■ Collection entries
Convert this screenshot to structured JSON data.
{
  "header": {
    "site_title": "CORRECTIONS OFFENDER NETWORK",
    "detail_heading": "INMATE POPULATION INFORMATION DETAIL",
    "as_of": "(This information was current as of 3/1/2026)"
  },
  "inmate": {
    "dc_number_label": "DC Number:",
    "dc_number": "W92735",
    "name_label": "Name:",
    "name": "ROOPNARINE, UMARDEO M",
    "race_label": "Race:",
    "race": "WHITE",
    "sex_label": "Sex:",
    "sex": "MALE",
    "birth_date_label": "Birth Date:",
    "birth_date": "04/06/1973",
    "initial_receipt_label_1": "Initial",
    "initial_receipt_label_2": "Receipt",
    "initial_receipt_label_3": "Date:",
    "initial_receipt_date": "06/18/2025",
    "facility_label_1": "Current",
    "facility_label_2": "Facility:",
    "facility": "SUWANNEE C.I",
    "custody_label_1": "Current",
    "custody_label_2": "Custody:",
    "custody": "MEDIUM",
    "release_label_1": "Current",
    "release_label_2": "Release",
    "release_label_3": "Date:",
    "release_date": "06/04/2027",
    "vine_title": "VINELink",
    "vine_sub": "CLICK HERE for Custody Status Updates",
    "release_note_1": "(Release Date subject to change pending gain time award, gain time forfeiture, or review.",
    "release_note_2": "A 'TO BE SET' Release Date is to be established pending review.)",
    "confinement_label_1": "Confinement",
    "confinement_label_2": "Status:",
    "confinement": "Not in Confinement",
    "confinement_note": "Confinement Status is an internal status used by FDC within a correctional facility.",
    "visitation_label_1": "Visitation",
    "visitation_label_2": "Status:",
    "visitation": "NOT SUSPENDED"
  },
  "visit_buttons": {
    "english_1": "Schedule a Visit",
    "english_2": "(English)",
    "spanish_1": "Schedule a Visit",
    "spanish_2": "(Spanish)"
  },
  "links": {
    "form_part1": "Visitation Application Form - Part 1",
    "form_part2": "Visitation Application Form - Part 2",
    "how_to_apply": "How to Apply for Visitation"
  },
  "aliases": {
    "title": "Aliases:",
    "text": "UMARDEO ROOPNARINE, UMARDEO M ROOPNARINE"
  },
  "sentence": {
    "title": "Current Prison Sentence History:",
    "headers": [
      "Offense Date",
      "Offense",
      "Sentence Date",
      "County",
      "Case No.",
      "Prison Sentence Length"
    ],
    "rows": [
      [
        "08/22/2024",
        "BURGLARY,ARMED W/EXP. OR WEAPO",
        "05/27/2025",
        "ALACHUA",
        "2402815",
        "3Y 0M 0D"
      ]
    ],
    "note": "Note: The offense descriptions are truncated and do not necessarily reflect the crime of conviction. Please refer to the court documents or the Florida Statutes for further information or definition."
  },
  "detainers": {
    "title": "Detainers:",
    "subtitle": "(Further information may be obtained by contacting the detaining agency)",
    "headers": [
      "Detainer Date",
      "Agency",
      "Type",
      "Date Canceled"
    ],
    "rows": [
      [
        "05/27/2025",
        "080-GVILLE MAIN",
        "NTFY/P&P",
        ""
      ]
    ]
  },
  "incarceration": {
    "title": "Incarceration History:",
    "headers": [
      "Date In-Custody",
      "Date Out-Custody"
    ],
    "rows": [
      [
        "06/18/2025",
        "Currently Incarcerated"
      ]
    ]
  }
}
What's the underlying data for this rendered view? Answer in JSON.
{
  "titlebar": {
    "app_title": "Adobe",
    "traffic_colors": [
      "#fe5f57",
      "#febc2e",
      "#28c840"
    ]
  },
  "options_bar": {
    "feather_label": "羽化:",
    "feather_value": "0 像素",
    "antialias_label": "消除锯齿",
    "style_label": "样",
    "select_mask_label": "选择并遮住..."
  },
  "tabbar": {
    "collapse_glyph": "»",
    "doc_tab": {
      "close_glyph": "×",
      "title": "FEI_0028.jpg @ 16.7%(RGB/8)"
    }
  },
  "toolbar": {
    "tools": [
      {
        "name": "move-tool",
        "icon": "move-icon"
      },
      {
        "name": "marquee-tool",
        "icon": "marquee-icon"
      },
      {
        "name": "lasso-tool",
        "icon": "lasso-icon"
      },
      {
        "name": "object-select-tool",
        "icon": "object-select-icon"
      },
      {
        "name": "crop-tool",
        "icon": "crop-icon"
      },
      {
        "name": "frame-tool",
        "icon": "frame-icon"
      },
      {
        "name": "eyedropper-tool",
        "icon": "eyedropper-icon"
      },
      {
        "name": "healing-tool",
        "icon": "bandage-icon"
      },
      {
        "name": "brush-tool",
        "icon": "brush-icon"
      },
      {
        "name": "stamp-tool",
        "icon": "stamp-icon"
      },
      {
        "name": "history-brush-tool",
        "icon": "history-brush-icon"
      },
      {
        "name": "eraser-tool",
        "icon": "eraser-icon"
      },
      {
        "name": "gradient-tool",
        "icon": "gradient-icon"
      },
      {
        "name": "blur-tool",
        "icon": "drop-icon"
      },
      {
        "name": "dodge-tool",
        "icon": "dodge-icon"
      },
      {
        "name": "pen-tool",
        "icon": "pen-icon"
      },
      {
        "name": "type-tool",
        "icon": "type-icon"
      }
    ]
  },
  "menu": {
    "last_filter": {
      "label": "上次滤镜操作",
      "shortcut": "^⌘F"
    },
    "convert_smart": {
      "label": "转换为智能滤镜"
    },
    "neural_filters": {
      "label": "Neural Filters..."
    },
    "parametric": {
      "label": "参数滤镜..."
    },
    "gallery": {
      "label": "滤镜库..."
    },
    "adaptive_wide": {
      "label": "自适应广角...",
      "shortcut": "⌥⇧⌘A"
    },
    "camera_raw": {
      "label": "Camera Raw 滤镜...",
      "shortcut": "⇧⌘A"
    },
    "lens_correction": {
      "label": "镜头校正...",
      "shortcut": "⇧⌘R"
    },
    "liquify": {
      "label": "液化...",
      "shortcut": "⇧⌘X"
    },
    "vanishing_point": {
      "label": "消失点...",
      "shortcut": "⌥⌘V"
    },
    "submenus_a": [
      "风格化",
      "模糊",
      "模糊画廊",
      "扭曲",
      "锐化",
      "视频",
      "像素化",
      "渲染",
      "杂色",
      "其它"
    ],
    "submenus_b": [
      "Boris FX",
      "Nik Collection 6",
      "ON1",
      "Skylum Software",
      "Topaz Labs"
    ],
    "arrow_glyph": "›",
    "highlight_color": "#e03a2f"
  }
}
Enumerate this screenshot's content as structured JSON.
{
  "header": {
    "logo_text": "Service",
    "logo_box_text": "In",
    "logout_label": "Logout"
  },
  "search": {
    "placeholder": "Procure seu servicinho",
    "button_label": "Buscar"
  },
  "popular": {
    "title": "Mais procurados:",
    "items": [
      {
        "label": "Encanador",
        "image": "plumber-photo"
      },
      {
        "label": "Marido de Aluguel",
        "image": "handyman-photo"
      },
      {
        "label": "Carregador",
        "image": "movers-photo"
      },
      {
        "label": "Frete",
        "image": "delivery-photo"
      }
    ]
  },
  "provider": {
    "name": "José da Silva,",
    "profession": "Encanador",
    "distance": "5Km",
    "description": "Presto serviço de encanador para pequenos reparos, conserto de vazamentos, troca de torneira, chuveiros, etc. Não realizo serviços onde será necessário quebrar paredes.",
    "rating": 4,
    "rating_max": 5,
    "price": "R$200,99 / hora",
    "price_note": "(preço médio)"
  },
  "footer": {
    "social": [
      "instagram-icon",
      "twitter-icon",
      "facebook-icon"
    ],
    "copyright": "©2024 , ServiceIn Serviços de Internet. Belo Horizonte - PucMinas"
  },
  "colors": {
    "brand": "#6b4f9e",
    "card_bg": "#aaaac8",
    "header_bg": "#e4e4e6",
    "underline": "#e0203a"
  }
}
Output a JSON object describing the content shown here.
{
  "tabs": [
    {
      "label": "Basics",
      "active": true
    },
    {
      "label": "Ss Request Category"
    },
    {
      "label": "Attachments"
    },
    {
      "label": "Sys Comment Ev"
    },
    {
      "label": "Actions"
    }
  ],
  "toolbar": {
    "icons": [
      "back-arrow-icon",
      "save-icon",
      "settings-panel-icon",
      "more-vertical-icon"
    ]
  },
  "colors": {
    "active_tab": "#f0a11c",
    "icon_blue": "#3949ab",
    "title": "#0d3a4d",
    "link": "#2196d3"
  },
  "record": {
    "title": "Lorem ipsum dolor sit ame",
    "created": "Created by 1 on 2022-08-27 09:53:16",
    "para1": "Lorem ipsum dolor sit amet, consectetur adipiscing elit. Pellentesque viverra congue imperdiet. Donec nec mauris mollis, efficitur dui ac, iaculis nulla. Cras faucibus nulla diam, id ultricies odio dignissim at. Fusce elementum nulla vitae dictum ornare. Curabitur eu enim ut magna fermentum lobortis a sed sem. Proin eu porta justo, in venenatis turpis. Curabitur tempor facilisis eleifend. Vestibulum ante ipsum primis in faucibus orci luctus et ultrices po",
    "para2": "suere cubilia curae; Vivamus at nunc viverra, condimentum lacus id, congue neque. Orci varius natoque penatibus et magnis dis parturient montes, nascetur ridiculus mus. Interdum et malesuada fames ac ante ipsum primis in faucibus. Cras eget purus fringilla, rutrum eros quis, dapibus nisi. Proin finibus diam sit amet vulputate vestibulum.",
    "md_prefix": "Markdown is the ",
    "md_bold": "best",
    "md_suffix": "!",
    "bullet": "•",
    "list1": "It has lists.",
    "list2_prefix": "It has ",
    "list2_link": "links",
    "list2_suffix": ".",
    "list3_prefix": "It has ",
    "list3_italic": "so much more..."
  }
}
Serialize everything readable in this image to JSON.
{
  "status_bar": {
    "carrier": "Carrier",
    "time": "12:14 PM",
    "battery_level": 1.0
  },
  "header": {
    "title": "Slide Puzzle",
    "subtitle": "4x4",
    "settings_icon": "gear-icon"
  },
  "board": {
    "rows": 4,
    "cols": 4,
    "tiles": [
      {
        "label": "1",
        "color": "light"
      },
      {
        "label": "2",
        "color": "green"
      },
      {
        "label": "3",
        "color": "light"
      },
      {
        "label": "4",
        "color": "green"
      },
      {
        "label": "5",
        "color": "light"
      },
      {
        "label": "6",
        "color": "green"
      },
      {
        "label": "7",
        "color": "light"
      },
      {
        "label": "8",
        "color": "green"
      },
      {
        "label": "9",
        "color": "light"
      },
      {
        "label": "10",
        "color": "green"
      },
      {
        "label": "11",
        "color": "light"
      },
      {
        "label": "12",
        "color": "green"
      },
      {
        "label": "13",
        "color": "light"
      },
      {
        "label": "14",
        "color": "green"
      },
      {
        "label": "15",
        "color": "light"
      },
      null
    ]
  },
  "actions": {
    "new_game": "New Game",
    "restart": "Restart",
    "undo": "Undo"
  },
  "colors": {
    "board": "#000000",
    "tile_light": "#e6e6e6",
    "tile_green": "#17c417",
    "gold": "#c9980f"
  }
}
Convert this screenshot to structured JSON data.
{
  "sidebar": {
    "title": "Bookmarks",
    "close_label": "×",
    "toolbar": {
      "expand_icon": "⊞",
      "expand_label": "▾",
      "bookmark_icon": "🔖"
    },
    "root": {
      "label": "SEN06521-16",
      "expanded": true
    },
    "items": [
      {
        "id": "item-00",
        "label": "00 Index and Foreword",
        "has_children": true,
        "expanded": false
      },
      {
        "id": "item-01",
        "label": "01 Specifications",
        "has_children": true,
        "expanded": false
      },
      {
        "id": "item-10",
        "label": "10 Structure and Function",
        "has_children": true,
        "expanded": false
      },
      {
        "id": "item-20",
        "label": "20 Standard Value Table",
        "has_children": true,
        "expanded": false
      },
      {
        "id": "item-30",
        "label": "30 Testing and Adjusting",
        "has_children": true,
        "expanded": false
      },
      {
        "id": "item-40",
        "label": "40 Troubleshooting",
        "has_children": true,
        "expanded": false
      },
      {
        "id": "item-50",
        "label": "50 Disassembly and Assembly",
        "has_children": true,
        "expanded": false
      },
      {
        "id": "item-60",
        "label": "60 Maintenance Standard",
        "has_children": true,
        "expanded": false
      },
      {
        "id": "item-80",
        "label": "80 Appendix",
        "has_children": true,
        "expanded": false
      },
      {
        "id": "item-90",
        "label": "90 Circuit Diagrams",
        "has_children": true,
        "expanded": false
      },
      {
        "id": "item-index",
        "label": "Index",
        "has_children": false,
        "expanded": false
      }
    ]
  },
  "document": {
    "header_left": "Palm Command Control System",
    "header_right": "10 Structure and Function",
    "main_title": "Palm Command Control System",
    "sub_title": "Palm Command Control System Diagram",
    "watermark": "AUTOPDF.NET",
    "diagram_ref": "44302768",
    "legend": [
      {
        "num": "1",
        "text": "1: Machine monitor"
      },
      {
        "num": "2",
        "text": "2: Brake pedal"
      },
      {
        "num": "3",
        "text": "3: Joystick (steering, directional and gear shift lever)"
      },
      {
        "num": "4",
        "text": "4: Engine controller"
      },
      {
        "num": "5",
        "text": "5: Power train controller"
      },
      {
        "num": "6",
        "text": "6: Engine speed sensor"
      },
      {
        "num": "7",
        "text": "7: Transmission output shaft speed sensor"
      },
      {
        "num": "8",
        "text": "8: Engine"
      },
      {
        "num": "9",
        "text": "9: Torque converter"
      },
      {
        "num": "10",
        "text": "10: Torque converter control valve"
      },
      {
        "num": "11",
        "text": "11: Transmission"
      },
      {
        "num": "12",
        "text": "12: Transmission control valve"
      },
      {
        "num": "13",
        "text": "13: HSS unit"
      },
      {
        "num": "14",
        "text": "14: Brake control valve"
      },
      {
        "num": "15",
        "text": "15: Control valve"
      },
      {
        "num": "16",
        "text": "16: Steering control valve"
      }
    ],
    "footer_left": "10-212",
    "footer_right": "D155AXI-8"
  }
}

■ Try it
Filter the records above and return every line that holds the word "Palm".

■ Answer for the task
    "header_left": "Palm Command Control System",
    "main_title": "Palm Command Control System",
    "sub_title": "Palm Command Control System Diagram",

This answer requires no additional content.